App and web page records:
══════════════════════════════

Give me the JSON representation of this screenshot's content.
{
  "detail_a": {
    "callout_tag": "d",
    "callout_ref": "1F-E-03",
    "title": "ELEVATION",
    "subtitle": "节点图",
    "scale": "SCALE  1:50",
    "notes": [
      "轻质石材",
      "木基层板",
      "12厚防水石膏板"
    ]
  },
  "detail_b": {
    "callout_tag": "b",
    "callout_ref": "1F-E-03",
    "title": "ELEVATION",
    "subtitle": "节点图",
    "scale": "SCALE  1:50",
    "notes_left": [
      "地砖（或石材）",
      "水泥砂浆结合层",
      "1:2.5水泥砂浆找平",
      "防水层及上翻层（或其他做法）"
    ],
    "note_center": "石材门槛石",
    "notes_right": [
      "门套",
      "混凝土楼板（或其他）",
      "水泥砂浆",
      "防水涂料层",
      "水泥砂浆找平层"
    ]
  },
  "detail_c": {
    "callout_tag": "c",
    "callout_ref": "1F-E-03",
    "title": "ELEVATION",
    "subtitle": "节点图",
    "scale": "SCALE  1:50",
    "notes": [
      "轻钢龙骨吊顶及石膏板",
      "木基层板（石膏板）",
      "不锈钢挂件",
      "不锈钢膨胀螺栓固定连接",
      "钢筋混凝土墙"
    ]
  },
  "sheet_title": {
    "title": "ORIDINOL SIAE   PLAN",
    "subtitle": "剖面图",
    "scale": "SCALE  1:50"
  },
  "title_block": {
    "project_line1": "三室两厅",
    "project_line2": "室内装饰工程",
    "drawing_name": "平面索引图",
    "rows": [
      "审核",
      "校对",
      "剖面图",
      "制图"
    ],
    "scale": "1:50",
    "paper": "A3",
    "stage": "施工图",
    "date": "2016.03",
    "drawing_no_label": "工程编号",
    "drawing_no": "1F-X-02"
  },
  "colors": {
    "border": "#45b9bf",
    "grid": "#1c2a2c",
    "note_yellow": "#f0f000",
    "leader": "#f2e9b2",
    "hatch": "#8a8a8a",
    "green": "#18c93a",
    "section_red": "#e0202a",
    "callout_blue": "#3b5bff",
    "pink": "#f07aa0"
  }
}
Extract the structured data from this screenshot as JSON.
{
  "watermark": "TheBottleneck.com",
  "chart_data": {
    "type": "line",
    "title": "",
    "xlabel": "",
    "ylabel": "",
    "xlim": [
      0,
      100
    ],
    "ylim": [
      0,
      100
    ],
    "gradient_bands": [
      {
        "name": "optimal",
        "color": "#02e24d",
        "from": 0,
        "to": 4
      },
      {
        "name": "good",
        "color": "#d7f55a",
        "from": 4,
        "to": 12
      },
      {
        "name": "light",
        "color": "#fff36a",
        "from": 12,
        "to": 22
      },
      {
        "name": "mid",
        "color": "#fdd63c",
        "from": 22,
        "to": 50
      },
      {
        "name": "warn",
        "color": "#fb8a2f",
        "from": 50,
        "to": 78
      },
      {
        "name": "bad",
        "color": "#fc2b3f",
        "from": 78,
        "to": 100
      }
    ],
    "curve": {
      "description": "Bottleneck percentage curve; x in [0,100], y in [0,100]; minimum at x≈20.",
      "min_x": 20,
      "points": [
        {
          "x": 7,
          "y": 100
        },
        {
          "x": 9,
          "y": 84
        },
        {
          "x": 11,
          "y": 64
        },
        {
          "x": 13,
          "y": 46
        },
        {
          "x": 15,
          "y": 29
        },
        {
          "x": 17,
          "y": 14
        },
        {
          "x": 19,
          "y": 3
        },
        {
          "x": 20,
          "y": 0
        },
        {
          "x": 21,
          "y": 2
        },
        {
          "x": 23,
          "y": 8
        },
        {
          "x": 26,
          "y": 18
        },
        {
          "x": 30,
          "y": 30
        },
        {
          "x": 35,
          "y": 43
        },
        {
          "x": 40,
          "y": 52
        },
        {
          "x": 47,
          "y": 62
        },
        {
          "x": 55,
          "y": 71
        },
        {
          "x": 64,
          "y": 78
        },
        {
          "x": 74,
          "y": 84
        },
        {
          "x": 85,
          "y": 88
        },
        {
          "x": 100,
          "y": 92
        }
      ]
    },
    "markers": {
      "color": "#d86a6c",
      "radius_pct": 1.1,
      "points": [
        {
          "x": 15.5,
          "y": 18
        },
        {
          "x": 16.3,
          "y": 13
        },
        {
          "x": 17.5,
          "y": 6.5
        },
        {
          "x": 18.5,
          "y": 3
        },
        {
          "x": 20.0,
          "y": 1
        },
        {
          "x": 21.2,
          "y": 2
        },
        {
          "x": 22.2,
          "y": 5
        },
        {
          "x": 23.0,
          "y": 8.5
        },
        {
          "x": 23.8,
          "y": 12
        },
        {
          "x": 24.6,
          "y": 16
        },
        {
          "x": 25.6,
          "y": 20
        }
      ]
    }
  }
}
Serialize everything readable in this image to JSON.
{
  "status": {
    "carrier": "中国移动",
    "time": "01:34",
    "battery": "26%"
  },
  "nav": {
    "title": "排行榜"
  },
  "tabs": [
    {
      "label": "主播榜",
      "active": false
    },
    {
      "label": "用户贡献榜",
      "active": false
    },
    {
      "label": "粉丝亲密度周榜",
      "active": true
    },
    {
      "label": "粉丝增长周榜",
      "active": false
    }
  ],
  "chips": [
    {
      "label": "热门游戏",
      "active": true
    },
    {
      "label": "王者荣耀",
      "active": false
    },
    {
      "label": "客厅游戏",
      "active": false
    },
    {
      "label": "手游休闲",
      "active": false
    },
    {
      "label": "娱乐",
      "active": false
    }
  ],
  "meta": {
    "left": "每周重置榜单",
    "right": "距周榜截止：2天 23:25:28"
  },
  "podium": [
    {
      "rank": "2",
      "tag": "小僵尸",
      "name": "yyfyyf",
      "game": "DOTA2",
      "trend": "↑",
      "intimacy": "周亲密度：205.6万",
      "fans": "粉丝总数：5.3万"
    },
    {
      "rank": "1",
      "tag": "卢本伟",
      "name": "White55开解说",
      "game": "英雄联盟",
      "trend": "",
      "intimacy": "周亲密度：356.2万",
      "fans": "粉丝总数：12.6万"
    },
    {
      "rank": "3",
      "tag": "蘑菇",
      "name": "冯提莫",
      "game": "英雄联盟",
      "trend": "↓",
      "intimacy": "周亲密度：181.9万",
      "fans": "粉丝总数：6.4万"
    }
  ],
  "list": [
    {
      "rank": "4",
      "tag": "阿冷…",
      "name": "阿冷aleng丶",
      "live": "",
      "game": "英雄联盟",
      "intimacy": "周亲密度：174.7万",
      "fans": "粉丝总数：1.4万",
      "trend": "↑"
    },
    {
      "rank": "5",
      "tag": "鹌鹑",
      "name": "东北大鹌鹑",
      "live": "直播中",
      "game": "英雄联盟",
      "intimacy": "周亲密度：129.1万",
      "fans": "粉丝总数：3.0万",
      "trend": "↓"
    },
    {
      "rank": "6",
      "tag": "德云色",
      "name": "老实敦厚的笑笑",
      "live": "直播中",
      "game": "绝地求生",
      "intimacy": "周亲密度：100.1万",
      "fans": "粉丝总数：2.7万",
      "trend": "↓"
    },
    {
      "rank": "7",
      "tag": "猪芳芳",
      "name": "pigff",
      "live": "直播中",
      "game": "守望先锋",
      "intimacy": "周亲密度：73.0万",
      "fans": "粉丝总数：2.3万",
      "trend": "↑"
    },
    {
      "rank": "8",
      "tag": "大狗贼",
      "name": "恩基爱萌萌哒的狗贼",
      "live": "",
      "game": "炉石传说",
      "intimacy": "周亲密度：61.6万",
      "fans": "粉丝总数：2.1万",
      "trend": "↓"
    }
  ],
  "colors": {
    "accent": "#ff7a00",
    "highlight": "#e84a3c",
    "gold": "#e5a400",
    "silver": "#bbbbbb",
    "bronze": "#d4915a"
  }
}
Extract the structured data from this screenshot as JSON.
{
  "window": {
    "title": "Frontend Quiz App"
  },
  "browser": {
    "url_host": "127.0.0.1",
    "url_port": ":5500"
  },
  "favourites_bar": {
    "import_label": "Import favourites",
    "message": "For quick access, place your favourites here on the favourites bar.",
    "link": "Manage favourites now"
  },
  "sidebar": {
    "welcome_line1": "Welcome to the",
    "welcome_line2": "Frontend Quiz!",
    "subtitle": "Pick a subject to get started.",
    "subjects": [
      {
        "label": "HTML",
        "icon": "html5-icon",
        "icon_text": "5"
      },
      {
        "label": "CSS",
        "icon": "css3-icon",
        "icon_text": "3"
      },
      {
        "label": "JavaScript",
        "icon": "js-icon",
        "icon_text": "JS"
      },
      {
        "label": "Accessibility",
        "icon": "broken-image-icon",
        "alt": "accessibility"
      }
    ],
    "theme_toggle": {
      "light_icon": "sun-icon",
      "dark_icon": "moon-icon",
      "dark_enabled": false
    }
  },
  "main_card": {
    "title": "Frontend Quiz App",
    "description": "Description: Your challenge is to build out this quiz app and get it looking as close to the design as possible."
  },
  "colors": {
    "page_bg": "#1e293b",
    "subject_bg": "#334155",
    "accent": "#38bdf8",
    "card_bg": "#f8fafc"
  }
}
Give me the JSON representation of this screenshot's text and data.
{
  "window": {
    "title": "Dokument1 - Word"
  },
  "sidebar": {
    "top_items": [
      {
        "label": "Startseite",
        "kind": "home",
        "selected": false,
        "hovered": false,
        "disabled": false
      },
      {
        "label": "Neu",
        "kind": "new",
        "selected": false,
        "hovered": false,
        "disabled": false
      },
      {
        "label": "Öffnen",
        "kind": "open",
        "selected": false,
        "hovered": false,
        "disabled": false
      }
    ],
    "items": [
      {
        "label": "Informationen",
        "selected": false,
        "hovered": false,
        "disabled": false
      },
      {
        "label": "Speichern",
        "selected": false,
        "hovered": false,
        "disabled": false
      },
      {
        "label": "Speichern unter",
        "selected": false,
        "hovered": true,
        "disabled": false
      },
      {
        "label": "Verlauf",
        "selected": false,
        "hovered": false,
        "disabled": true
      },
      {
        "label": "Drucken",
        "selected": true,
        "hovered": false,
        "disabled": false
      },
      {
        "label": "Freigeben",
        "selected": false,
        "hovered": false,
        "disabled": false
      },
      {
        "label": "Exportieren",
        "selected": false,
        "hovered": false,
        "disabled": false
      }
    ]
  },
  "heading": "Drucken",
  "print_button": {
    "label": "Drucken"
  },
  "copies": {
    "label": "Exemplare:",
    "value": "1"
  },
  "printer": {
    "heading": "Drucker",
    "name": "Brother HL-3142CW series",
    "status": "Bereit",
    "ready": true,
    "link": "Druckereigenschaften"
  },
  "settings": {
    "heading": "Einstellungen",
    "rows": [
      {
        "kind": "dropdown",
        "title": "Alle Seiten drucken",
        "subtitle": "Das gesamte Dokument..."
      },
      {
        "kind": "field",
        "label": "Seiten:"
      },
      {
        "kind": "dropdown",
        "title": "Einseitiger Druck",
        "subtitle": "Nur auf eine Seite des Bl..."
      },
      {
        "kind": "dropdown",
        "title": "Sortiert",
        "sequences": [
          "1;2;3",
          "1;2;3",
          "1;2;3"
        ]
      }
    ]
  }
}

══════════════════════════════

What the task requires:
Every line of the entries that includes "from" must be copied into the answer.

Response area:
Extract the structured data from this screenshot as JSON.
        "from": 0,
        "from": 4,
        "from": 12,
        "from": 22,
        "from": 50,
        "from": 78,
Extract the structured data from this screenshot as JSON.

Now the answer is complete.